YardenitOur first stop was at Yardenit on the River Jordan. It is popular with Christian pilgrims as a place of baptism on the River Jordan. Jesus was baptized by John the Baptist on the river but the original site is placed farther south in Qasr el Yahud, which is just north of the Dead Sea and east of Jericho. It became a frontier area, so a new replacement site was established in Yardenit. Four of us in the group went through the baptism. We rented the white frock and towels. Our baptism was conducted by one of our co-pilgrims who is a pastor and also by a woman pastor from Belleville, Illinois.
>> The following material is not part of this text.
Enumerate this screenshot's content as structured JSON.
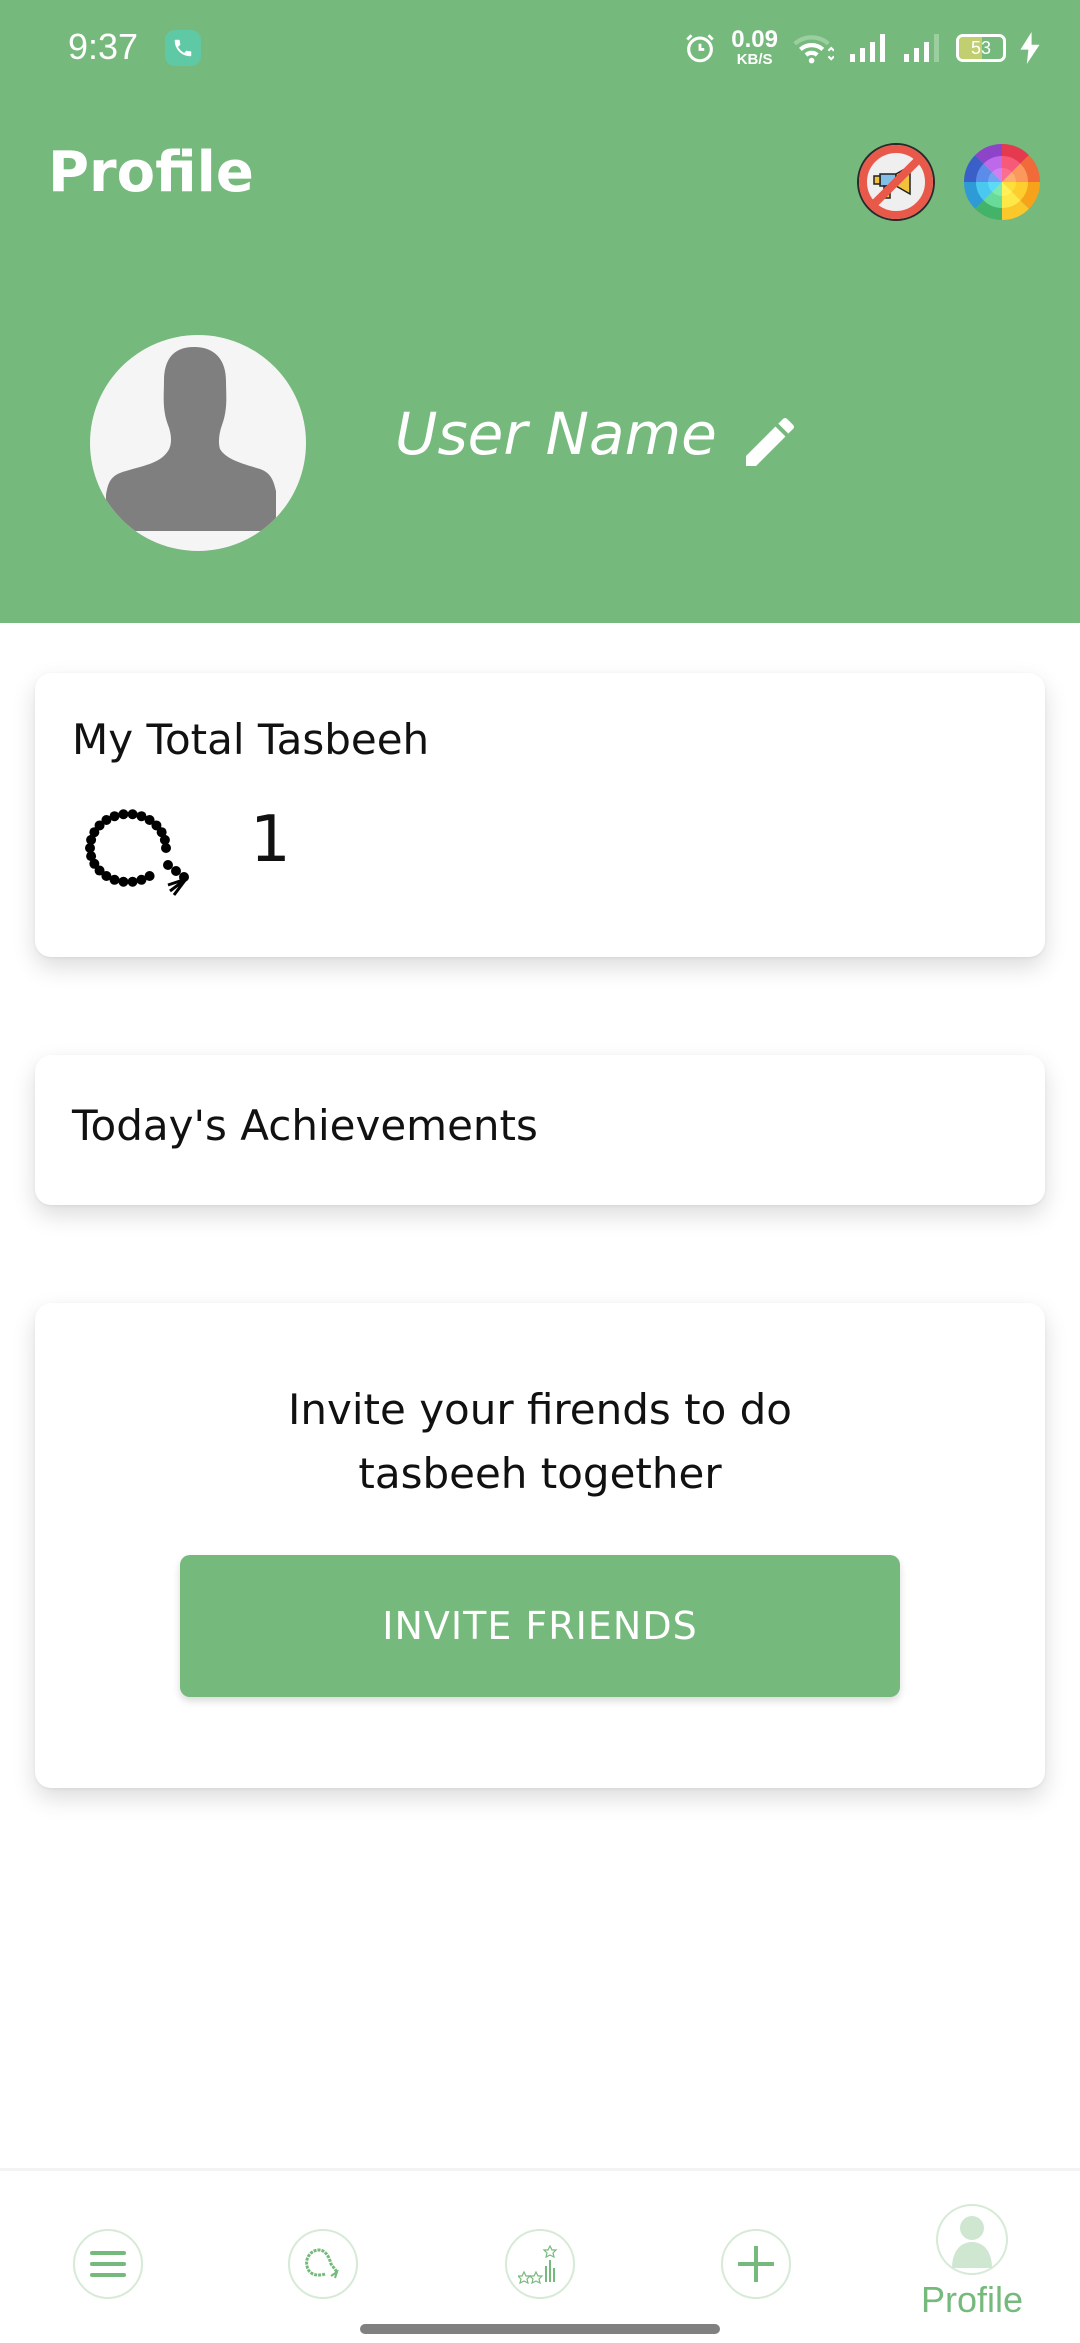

It was a great experience.
|KRuds Baptism on the River Jordan|
|Amphitheater in Beth Shean|
Qumran is best known as the place nearest to the caves in the desert cliffs where the Dead Sea Scrolls were hidden. Since the first discovery, extensive excavations were conducted in the area, unearthing nearly 900 scrolls written in Aramaic, Hebrew, Greek and Nabatean on parchment and some on papyrus. It is billed as one of the top archaeological discoveries, maybe second only to finding King Tut's tomb since the texts have great linguistic, historical and religious significance. Walking along the excavation site, we saw cisterns, mikvahs (Jewish ritual bath), a gathering room and a place for writing. It is said to have been the home of a Jewish sect, Essenes.
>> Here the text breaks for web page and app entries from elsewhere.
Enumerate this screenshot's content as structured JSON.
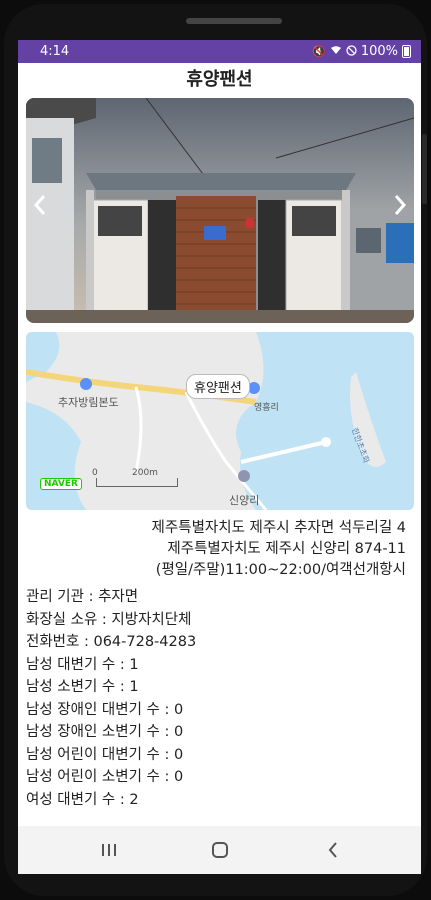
{
  "status": {
    "time": "4:14",
    "battery": "100%"
  },
  "header": {
    "title": "휴양팬션"
  },
  "map": {
    "place_label": "휴양팬션",
    "labels": [
      "추자방림본도",
      "신양리",
      "영흥리",
      "한한초초화"
    ],
    "logo": "NAVER",
    "scale_start": "0",
    "scale_end": "200m"
  },
  "address": {
    "road": "제주특별자치도 제주시 추자면 석두리길 4",
    "lot": "제주특별자치도 제주시 신양리 874-11",
    "hours": "(평일/주말)11:00~22:00/여객선개항시"
  },
  "details": [
    "관리 기관 : 추자면",
    "화장실 소유 : 지방자치단체",
    "전화번호 : 064-728-4283",
    "남성 대변기 수 : 1",
    "남성 소변기 수 : 1",
    "남성 장애인 대변기 수 : 0",
    "남성 장애인 소변기 수 : 0",
    "남성 어린이 대변기 수 : 0",
    "남성 어린이 소변기 수 : 0",
    "여성 대변기 수 : 2"
  ],
  "colors": {
    "statusbar": "#6441a5",
    "background": "#ffffff"
  },
  "icons": [
    "mute-icon",
    "wifi-icon",
    "no-disturb-icon",
    "battery-icon",
    "chevron-left-icon",
    "chevron-right-icon",
    "recents-icon",
    "home-icon",
    "back-icon"
  ]
}
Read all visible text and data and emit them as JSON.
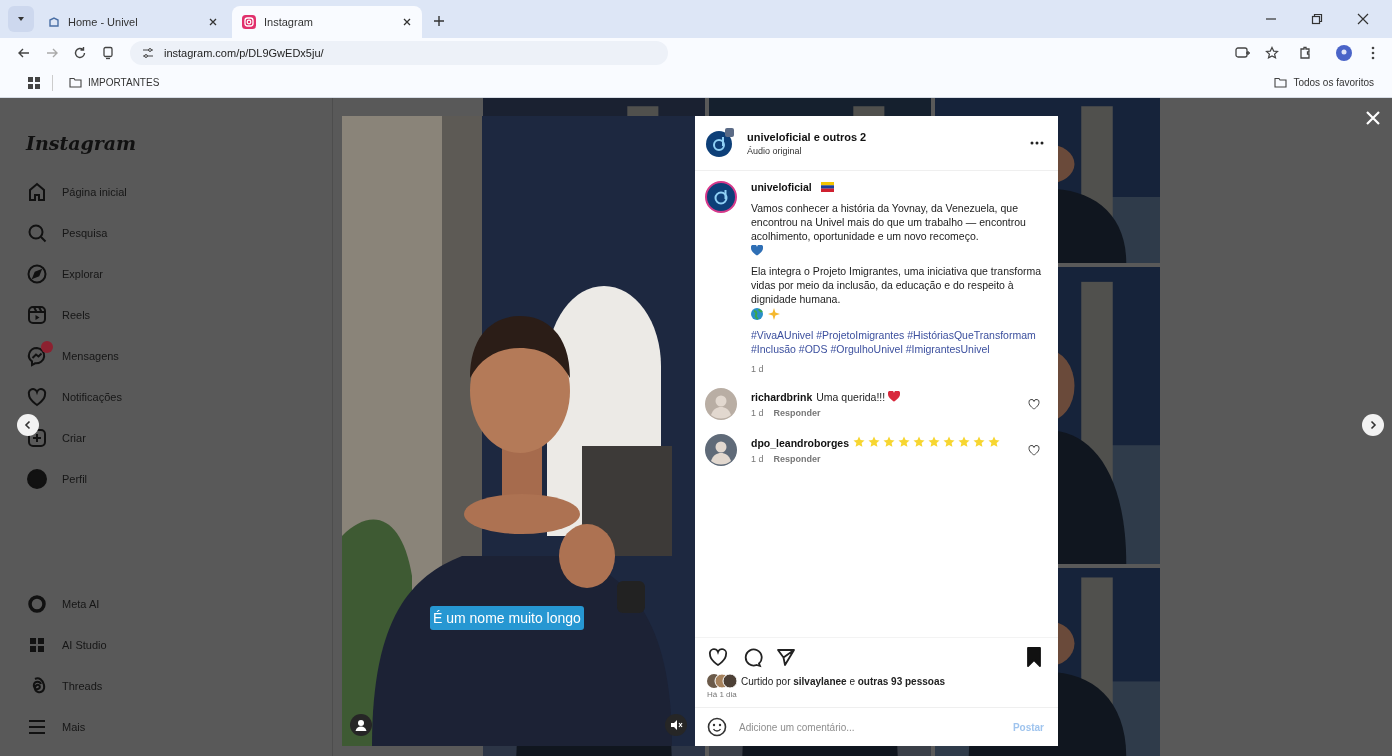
{
  "browser": {
    "tabs": [
      {
        "title": "Home - Univel",
        "selected": false
      },
      {
        "title": "Instagram",
        "selected": true
      }
    ],
    "url": "instagram.com/p/DL9GwEDx5ju/",
    "bookmark": "IMPORTANTES",
    "all_bookmarks": "Todos os favoritos"
  },
  "sidebar": {
    "logo": "Instagram",
    "items": [
      {
        "label": "Página inicial",
        "badge": false
      },
      {
        "label": "Pesquisa",
        "badge": false
      },
      {
        "label": "Explorar",
        "badge": false
      },
      {
        "label": "Reels",
        "badge": false
      },
      {
        "label": "Mensagens",
        "badge": true
      },
      {
        "label": "Notificações",
        "badge": false
      },
      {
        "label": "Criar",
        "badge": false
      },
      {
        "label": "Perfil",
        "badge": false
      }
    ],
    "bottom_items": [
      {
        "label": "Meta AI"
      },
      {
        "label": "AI Studio"
      },
      {
        "label": "Threads"
      },
      {
        "label": "Mais"
      }
    ]
  },
  "post": {
    "video": {
      "subtitle": "É um nome muito longo"
    },
    "header": {
      "author": "univeloficial e outros 2",
      "audio": "Áudio original"
    },
    "caption": {
      "username": "univeloficial",
      "paragraphs": [
        {
          "text": "Vamos conhecer a história da Yovnay, da Venezuela, que encontrou na Univel mais do que um trabalho — encontrou acolhimento, oportunidade e um novo recomeço."
        },
        {
          "text": "Ela integra o Projeto Imigrantes, uma iniciativa que transforma vidas por meio da inclusão, da educação e do respeito à dignidade humana."
        }
      ],
      "hashtags": "#VivaAUnivel #ProjetoImigrantes #HistóriasQueTransformam #Inclusão #ODS #OrgulhoUnivel #ImigrantesUnivel",
      "time": "1 d"
    },
    "comments": [
      {
        "username": "richardbrink",
        "text": "Uma querida!!!",
        "time": "1 d",
        "reply": "Responder"
      },
      {
        "username": "dpo_leandroborges",
        "time": "1 d",
        "reply": "Responder"
      }
    ],
    "saved": true,
    "likes": "Curtido por **silvaylanee** e **outras 93 pessoas**",
    "date": "Há 1 dia",
    "comment_field": {
      "placeholder": "Adicione um comentário..."
    },
    "post_button": "Postar"
  }
}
Our hotel for the night was in the resort town of Ein Bobek and from our room's balcony, we are treated to a panoramic view of the Dead Sea and the Judean desert. We immediately changed into swim suits for a dip in the Dead Sea itself. You had to be careful going in for fear of turning over and swallowing the super salty water.
The Dead Sea or Salt Sea is a salt lake bordering Jordan, Palestine and Israel, at an elevation of more than 1400 feet below sea level, it is the lowest point on earth. It is 9.6 times saltier than the ocean so animals cannot flourish. Since biblical times, it has been a refuge and resort because the temperature around the Dead Sea is pleasant year round plus the water is claimed to have healing capabilities and is an abundant source of minerals for health and beauty as well as commercial use. Sadly, the Dead Sea is actually dying as the supply of water from the River Jordan has been curtailed significantly due to recent dam projects. Because of the high density of the water, you actually float on the Dead Sea.
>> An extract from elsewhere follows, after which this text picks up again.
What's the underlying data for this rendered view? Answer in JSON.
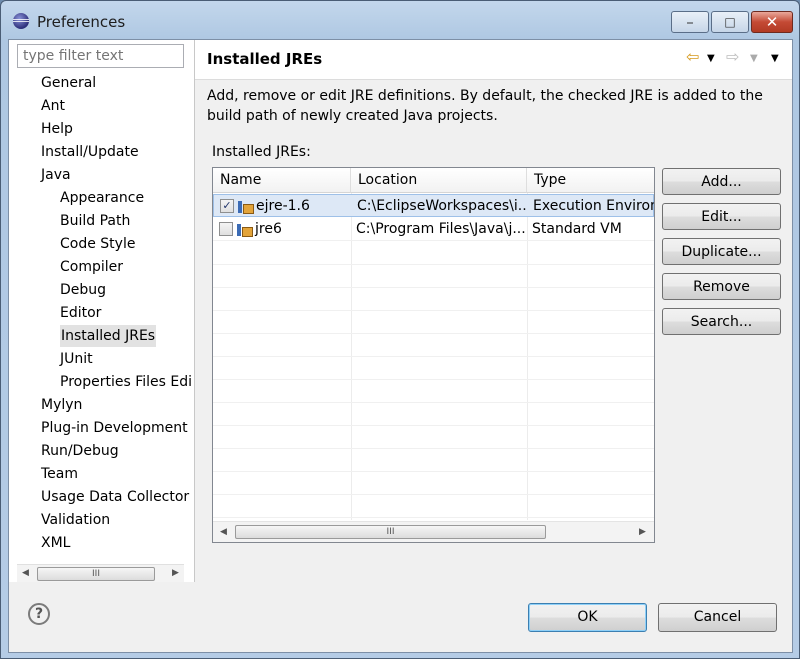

Note: All sketches were painted on an Arches Carnet de Voyage Travel Book with artists grade Schmincke and Daler Rowney watercolors.